Raw data:

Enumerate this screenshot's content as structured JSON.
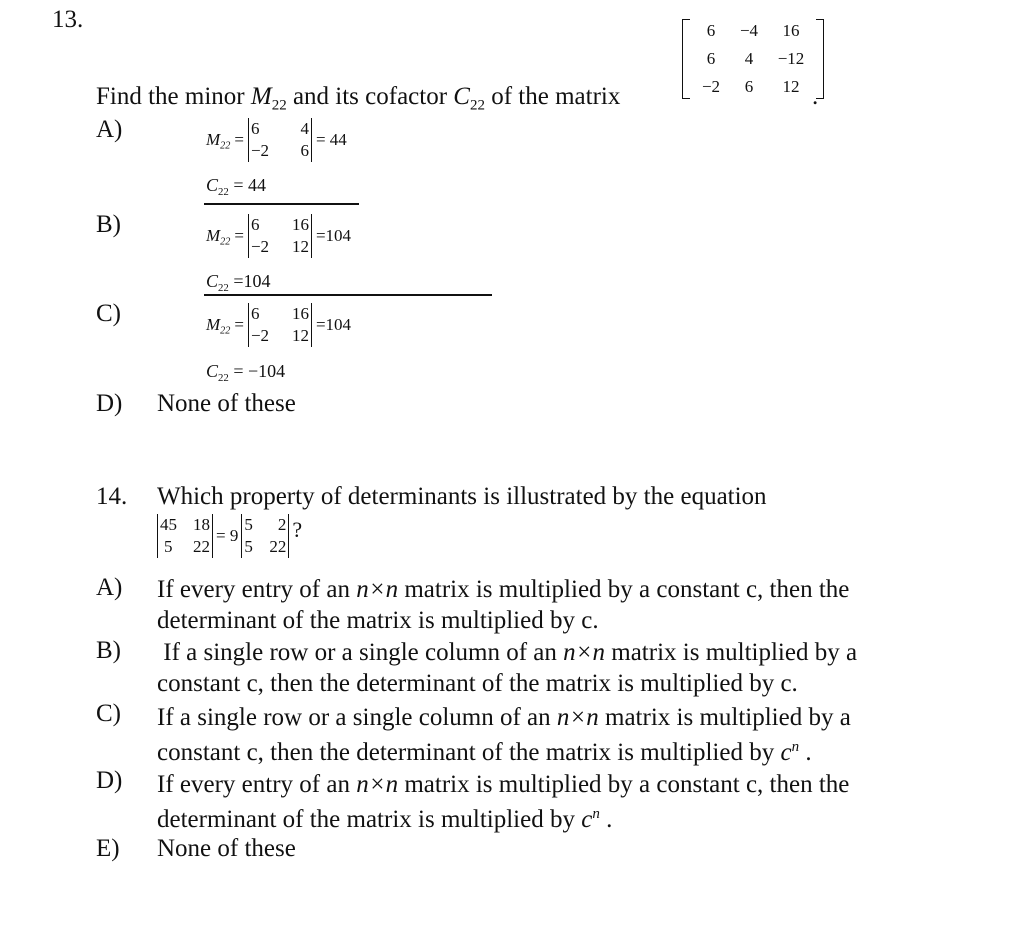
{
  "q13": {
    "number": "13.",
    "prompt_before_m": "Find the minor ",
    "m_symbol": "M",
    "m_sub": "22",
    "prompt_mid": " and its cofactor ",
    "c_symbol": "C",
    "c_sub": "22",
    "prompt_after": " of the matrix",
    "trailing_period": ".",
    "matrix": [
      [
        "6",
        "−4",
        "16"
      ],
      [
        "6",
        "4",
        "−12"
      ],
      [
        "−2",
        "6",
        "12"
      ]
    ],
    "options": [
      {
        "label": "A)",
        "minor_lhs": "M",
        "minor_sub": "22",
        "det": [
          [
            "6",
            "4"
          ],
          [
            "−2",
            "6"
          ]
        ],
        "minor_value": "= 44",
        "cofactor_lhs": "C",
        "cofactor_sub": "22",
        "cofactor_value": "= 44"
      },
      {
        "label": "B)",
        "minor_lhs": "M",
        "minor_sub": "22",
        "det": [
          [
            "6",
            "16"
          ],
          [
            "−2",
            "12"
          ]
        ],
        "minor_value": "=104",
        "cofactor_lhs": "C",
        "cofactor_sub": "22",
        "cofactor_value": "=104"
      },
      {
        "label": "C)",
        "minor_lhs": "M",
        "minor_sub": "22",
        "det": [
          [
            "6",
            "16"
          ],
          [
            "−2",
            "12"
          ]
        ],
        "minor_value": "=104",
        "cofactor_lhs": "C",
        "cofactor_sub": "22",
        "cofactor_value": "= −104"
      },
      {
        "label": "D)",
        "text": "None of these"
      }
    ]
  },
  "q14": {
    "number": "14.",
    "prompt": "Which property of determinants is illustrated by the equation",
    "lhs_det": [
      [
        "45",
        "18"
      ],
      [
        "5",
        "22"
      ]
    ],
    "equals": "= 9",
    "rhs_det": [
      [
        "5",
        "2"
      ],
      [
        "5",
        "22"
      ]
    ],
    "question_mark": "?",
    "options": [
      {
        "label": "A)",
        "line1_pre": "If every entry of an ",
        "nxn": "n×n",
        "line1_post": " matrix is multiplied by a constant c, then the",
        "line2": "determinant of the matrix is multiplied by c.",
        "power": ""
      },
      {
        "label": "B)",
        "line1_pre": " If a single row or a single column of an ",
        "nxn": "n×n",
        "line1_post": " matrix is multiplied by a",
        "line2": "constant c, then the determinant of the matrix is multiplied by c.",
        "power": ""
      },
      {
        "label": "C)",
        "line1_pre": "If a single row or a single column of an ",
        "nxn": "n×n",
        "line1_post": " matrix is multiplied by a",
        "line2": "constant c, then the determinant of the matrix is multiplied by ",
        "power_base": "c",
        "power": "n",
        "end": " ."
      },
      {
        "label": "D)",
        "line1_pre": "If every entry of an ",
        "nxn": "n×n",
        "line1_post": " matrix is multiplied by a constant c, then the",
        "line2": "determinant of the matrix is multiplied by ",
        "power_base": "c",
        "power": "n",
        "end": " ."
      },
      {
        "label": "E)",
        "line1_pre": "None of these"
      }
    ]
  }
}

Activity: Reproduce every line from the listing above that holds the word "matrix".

Written response:
    "prompt_after": " of the matrix",
    "matrix": [
        "line1_post": " matrix is multiplied by a constant c, then the",
        "line2": "determinant of the matrix is multiplied by c.",
        "line1_post": " matrix is multiplied by a",
        "line2": "constant c, then the determinant of the matrix is multiplied by c.",
        "line1_post": " matrix is multiplied by a",
        "line2": "constant c, then the determinant of the matrix is multiplied by ",
        "line1_post": " matrix is multiplied by a constant c, then the",
        "line2": "determinant of the matrix is multiplied by ",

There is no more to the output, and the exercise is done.